§ **ABOUT THIS TASK**: State how many lines in the following entries contain the word "name". No other output.

§ **DATASET CONTENT**:
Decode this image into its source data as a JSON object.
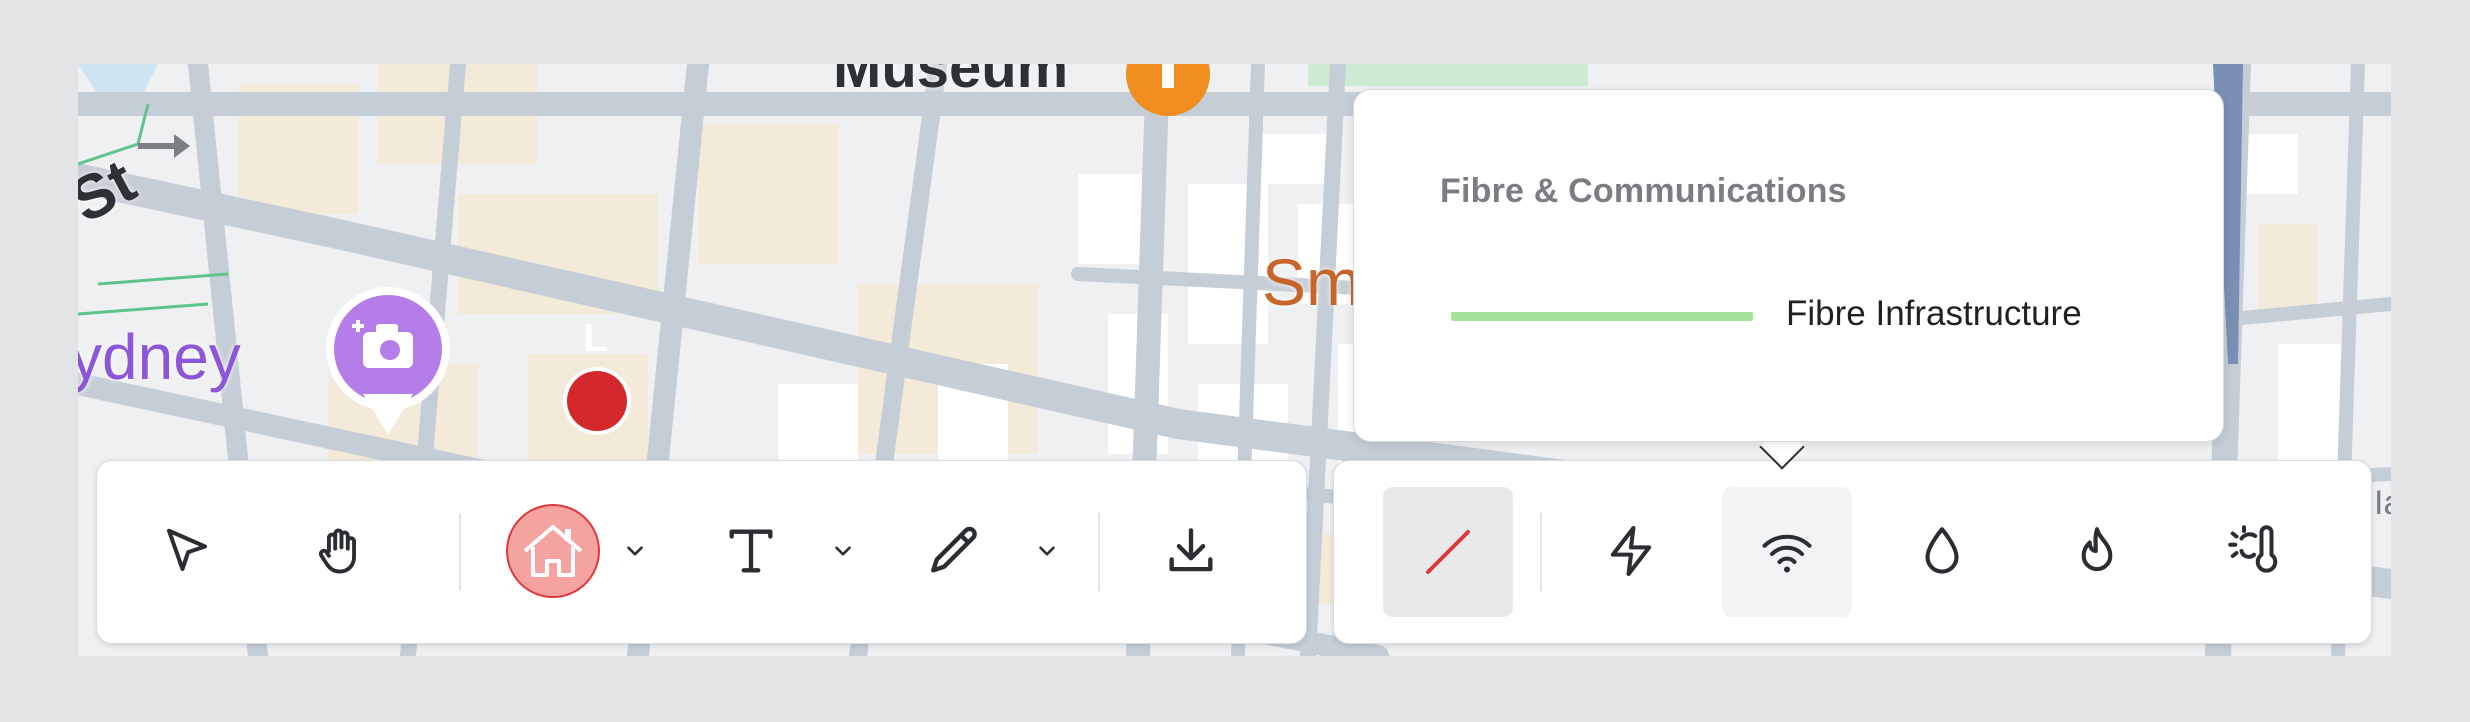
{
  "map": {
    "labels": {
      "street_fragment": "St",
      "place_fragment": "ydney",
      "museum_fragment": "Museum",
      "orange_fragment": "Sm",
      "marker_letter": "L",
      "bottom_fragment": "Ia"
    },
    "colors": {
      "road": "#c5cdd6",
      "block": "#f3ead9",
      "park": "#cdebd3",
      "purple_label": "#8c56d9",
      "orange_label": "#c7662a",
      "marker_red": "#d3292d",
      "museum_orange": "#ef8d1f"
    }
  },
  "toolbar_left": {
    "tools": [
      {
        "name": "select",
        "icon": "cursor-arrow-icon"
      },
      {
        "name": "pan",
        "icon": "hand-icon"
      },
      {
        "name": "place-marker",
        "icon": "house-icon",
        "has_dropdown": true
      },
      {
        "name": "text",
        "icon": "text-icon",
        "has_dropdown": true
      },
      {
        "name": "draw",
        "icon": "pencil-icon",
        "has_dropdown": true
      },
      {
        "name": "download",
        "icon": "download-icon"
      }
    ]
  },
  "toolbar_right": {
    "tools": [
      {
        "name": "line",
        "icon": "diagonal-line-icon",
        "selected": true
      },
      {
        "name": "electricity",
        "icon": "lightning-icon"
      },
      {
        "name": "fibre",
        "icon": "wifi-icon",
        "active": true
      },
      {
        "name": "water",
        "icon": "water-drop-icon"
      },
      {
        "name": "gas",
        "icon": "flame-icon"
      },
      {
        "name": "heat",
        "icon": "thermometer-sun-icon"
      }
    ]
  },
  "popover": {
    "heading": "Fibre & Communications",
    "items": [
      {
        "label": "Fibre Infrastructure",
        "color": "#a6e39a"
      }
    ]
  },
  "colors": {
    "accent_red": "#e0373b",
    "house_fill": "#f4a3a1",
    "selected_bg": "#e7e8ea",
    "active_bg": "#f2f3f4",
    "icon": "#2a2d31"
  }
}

§ **COMPLETED TASK**: 12